» Required work:
Only the lines from the one with "Convert this screenshot" to the end of the records are wanted, each repeated exactly, both ends included.

Web page and app entries:
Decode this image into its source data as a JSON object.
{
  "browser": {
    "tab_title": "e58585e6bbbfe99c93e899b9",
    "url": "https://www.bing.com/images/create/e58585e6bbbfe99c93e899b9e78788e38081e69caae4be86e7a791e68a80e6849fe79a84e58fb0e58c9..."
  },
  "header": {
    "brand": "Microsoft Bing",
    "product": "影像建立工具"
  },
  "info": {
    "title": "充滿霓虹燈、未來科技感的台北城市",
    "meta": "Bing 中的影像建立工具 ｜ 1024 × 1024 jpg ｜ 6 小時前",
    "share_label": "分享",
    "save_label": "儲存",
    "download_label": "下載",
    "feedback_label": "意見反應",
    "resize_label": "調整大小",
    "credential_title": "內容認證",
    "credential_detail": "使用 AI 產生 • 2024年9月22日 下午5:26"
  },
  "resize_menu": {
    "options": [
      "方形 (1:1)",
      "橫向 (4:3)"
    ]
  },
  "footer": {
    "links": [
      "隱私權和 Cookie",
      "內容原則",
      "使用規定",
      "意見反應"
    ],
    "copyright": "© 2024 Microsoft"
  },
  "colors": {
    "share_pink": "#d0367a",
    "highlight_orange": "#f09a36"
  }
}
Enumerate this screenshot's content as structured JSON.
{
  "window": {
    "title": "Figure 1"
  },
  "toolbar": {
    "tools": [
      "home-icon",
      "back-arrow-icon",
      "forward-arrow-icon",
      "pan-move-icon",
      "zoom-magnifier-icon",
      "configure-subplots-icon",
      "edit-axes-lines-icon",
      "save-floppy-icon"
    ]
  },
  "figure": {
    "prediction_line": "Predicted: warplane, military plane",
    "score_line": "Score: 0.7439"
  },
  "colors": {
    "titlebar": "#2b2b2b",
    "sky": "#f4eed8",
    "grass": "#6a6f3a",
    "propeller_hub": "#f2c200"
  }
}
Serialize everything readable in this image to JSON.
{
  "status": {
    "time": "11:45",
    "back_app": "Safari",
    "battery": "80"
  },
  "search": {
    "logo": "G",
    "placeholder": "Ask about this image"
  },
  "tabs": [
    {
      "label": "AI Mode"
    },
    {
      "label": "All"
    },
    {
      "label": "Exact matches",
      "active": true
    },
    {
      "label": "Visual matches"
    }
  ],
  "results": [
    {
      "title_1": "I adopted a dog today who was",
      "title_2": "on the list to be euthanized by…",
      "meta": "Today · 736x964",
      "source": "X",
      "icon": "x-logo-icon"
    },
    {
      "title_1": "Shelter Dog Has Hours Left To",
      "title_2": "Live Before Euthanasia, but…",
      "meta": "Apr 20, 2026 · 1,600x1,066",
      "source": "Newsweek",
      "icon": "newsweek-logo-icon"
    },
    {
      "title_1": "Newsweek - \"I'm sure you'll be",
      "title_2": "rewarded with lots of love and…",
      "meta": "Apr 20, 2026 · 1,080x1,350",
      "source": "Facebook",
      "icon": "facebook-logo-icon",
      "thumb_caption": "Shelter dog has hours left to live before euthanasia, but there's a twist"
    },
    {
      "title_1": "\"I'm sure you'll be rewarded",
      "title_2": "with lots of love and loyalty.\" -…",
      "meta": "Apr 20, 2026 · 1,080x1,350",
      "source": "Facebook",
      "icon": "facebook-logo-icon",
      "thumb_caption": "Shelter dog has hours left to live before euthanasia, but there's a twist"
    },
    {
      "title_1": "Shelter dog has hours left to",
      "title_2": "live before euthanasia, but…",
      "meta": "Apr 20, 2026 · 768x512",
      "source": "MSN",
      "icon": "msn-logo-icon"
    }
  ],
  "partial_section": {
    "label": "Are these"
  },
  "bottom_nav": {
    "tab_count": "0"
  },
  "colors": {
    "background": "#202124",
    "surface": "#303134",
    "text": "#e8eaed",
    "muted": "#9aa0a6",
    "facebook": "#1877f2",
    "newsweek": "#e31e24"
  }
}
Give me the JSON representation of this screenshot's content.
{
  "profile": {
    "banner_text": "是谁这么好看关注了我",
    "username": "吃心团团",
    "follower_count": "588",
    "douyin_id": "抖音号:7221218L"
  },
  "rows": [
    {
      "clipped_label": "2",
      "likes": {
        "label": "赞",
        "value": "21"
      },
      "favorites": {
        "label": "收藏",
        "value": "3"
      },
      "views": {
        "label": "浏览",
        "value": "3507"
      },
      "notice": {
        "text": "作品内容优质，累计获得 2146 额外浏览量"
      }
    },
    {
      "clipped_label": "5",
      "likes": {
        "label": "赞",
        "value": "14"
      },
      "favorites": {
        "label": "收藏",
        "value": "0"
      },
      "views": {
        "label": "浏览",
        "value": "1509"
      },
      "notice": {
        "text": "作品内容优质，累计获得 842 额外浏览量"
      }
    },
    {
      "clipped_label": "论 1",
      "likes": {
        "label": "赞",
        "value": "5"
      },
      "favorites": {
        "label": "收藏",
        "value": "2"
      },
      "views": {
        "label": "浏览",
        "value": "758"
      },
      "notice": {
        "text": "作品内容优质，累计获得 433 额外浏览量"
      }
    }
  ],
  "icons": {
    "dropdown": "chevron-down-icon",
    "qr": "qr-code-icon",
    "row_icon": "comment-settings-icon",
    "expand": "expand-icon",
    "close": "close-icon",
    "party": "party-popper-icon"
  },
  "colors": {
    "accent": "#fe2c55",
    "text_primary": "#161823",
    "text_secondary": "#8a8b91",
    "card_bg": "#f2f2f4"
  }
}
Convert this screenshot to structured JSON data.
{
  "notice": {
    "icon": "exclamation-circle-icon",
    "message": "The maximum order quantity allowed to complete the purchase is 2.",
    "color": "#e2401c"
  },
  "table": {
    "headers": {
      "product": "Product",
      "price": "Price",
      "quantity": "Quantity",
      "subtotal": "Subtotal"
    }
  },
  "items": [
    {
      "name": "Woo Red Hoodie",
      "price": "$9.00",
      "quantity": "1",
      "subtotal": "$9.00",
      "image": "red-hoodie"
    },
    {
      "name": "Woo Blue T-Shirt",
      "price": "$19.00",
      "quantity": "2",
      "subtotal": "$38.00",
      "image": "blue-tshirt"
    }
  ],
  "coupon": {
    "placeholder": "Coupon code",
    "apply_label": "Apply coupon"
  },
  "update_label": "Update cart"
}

» Written answer:
Convert this screenshot to structured JSON data.
{
  "notice": {
    "icon": "exclamation-circle-icon",
    "message": "The maximum order quantity allowed to complete the purchase is 2.",
    "color": "#e2401c"
  },
  "table": {
    "headers": {
      "product": "Product",
      "price": "Price",
      "quantity": "Quantity",
      "subtotal": "Subtotal"
    }
  },
  "items": [
    {
      "name": "Woo Red Hoodie",
      "price": "$9.00",
      "quantity": "1",
      "subtotal": "$9.00",
      "image": "red-hoodie"
    },
    {
      "name": "Woo Blue T-Shirt",
      "price": "$19.00",
      "quantity": "2",
      "subtotal": "$38.00",
      "image": "blue-tshirt"
    }
  ],
  "coupon": {
    "placeholder": "Coupon code",
    "apply_label": "Apply coupon"
  },
  "update_label": "Update cart"
}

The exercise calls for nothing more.